The workers’ compensation system is a complex insurance program. It is administered by the State of South Carolina through private insurance companies that sell policies to individual companies to protect employees from the costs of workplace injuries and illnesses.
There are many hurdles between an injured employee and a benefit check to cover medical expenses and replace lost income. Each of the steps represents a potential obstacle to the worker getting the workers’ comp benefits he or she deserves. Not the least of these is an insurer’s reluctance to part with the money required for an appropriate benefits settlement.
In South Carolina, the attorneys at Land, Parker & Welch, P.A., work with injured and ill workers to overcome the obstacles between them and the workers’ compensation benefits they have a right to receive. Our lawyers have combined experience of more than 120 years. Let us put that experience to work for you.
Contact us now for a free consultation about your claim.
Employers Find Many Ways to Dispute Workers’ Comp Claims
There are many things that can go wrong with a workers’ compensation claim. For people trying to recover from an injury or illness that makes them unable to work, the last thing they need is to fight the bureaucracy of the South Carolina Workers’ Compensation Commission or an employer and their insurer who disputes their claim.
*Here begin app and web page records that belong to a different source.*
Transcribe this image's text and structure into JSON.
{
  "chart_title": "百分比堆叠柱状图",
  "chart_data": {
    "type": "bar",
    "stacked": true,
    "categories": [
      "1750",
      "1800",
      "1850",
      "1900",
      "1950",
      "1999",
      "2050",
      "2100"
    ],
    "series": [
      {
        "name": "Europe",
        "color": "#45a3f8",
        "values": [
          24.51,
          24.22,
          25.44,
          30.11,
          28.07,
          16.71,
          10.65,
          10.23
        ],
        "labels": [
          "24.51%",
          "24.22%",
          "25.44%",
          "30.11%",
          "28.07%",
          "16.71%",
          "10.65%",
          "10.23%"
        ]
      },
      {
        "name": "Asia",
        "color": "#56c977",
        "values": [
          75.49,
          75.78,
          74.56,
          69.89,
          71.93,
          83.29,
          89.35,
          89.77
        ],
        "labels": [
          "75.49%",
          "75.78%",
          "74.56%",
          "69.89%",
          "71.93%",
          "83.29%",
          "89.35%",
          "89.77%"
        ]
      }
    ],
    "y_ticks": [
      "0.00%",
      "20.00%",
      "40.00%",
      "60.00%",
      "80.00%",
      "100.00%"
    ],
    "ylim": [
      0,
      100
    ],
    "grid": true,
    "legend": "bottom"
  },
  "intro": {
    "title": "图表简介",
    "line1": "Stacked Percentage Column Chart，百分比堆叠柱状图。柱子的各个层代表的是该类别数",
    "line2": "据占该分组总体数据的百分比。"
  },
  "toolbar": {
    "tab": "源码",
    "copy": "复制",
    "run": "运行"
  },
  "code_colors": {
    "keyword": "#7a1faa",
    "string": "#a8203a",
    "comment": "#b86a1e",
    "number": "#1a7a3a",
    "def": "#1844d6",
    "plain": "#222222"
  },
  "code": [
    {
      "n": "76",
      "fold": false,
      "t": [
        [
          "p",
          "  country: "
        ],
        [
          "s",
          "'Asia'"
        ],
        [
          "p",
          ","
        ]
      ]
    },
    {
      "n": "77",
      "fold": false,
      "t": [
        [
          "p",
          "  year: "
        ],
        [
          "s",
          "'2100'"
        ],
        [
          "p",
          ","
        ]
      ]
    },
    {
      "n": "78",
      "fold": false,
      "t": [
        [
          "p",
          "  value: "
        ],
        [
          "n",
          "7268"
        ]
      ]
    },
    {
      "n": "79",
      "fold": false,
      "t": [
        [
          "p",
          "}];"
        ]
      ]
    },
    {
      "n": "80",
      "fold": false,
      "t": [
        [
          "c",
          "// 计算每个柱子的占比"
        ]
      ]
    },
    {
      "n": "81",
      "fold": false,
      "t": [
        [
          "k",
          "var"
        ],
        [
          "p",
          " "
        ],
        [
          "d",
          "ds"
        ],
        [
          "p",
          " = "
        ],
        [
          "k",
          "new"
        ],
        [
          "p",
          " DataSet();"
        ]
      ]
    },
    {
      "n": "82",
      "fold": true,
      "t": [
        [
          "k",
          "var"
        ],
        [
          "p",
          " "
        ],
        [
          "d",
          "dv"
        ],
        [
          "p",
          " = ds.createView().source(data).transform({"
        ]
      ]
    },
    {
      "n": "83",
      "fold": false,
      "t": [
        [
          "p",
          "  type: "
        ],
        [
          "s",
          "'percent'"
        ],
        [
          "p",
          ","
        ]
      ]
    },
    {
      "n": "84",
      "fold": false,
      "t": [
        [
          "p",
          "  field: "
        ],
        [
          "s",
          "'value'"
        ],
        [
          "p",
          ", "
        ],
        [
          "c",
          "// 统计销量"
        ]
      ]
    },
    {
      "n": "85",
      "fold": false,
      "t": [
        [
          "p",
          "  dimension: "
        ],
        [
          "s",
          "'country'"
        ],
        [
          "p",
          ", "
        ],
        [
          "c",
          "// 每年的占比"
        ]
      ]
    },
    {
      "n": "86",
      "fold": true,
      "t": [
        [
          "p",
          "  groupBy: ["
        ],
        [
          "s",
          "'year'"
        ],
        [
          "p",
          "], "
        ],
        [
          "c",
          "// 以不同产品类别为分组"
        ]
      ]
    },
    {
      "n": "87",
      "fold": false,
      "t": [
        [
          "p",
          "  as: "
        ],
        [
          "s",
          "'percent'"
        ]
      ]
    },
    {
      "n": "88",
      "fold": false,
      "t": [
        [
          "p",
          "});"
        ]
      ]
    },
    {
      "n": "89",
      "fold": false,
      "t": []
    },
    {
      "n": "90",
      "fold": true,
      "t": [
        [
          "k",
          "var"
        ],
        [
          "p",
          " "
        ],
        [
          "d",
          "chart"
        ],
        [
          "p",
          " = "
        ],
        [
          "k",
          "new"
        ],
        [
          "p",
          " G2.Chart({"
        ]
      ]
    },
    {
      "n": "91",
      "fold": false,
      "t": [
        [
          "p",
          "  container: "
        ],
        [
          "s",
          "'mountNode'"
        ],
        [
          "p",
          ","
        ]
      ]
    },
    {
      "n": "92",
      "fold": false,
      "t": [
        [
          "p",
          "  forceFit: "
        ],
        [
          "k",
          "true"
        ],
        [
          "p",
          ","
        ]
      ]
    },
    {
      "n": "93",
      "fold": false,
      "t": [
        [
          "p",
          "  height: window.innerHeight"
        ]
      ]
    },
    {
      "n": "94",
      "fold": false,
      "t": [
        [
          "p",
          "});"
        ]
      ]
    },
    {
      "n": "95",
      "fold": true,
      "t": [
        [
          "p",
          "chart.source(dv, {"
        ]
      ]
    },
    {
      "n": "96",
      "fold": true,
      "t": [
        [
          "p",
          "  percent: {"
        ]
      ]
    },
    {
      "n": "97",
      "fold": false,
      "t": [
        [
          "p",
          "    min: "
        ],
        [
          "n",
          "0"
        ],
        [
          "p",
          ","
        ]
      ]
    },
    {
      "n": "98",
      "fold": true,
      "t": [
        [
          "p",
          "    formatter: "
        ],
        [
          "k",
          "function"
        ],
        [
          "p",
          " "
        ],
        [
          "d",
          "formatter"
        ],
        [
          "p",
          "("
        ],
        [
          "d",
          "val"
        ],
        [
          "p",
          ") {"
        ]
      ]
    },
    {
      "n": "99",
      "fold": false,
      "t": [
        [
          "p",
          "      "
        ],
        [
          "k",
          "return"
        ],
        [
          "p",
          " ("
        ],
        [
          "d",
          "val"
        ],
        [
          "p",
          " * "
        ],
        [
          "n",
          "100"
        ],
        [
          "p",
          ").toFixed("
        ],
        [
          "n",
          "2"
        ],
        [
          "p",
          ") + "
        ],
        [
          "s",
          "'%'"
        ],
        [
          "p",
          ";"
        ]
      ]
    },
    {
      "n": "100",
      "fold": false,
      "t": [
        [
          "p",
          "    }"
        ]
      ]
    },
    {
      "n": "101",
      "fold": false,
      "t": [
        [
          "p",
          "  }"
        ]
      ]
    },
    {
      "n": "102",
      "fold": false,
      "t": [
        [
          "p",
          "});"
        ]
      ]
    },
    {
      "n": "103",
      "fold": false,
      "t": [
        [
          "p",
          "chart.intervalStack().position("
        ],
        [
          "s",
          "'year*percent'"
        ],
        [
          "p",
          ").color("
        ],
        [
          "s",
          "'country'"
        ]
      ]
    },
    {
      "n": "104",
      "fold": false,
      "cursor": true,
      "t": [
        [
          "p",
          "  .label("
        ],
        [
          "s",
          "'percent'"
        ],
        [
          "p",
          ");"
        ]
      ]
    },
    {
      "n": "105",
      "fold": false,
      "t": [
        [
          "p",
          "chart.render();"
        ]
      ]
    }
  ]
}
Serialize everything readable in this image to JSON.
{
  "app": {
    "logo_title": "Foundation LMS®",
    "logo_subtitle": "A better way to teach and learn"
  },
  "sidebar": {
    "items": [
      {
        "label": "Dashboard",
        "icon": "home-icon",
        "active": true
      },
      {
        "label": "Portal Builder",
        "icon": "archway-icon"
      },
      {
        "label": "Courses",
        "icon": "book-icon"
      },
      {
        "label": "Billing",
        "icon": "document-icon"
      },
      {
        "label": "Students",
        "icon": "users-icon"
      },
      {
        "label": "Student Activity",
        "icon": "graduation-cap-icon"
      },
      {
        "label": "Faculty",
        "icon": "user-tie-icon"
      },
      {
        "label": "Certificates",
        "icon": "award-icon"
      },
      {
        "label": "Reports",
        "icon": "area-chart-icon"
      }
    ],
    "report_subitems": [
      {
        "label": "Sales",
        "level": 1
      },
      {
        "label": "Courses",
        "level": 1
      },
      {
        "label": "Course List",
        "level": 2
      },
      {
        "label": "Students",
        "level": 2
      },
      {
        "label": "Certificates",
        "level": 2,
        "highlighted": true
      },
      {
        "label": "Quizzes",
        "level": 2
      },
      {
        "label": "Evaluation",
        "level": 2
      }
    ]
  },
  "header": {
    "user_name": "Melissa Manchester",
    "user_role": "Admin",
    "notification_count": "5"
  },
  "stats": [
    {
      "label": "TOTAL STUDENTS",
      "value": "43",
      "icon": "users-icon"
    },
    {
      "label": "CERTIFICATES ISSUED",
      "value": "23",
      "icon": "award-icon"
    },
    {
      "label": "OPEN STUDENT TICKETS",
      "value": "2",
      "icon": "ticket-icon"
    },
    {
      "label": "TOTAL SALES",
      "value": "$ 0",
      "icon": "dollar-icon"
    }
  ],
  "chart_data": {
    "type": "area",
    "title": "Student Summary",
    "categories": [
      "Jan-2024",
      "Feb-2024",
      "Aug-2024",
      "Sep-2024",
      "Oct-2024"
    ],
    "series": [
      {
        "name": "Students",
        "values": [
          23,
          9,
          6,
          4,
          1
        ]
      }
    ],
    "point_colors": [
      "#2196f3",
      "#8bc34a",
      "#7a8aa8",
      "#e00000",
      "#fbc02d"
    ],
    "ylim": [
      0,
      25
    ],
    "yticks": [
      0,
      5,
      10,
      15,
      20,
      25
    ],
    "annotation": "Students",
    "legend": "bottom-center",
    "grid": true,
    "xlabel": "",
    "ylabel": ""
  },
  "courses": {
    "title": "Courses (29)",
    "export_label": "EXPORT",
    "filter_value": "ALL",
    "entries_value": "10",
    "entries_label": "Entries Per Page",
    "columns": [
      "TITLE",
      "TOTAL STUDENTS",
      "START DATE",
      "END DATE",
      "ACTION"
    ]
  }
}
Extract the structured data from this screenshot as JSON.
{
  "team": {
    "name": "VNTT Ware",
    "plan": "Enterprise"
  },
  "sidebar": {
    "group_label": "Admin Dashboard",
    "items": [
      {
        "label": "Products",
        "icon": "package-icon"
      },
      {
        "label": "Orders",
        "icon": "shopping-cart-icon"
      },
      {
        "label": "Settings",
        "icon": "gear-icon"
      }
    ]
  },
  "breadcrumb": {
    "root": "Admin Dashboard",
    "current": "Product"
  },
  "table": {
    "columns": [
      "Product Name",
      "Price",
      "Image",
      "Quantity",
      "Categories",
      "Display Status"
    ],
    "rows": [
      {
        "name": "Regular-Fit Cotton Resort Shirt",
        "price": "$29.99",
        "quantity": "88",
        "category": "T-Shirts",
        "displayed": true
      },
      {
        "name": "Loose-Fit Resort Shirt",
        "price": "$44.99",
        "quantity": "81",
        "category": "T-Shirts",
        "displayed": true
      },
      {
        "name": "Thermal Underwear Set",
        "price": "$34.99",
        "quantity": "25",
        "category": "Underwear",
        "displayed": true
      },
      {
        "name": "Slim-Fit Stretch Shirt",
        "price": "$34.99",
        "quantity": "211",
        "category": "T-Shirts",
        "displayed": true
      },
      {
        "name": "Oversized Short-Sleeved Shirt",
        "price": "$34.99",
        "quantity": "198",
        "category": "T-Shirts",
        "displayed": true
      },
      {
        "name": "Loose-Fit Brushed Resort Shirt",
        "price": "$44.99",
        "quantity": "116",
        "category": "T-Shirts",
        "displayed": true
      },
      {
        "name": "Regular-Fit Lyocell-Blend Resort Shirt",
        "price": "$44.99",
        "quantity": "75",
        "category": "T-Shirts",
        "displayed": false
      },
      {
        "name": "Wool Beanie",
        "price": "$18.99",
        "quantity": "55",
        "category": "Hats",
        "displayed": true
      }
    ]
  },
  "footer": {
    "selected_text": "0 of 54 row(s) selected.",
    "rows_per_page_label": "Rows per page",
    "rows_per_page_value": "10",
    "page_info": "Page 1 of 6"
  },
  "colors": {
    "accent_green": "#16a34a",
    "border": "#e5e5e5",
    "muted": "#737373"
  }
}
Land, Parker & Welch can help you get the benefits you deserve for a work-related injury or illness. The potential obstacles to a successful workers’ compensation claim are numerous. Just a few of the more common problems include:
Employer does not have workers’ compensation insurance.
Employers in South Carolina that regularly employ four or more full-time or part-time workers are required to have workers’ compensation insurance. Because some companies break the law, South Carolina maintains an uninsured employer workers’ compensation fund. An employee can apply to the State Accident Fund (formerly known as the South Carolina Second Injury Fund) if his or her employer does not have workers’ comp insurance.
Employer does not file workers’ comp claim.
It is an employer’s responsibility to file a workers’ compensation claim for an employee who reports being injured in a workplace accident or sickened by an occupational illness. But an employee may file a claim if the employer fails to. To file a claim, you must submit a Form 50 or Form 52 to the SC Workers’ Compensation Commission.
Employer disputes workers’ comp claim.
The cost of worker’ compensation benefits filters down to the employer through higher insurance premiums. To save money, some employers dispute claims. Common tactics are to claim that:
- The employee was not on the job at the time of an accident.
- The real cause of an injury or illness is a pre-existing condition.
- The injury does not require medical care or should not require the employee to miss work.
- The employee is an independent contractor and not eligible for benefits.
An injured employee must request a hearing before the Workers’ Compensation Commission to fight a disputed benefits claim.
Approved benefits are too low.
Workers’ compensation benefits should include reimbursement for all medical expenses, and payments to replace a portion of lost wages during a temporary disability. Workers’ compensation also compensates employees who suffer a permanent partial or total disability, or disfigurement. A doctor who is approved by an insurance company determines the employee’s degree of disability or disfigurement, which ultimately decides the benefit amount. An employee who disagrees must ask for a hearing and present evidence to counter the physician’s opinion.
Doctor orders return to work too soon.
The insurance company-approved doctor also determines if and when an injured employee is ready to return to work, at which point workers’ comp benefits end. An improper decision can push a worker into a job he or she is not ready to perform or a workload that is unsustainable over the long-term. This may lead to failures that jeopardize the continued employment of a worker who has already cost the company money through a workers’ comp claim. But, again, the assigned doctor’s opinion carries the day unless the employee can get it reversed in an appeals hearing.
Contact an Experienced SC Workers’ Comp Attorney About Your Benefits
You don’t have to settle for the benefits of your employer and the insurance company offer for your workers’ comp claim. The workers’ comp attorneys at Land, Parker & Welch, P.A., can help you get a benefits settlement that is appropriate for your needs and includes any disability or disfigurement you have suffered.
Call our Manning office now or use our online contact form to set up a no-cost claim review and talk with one of our lawyers for free.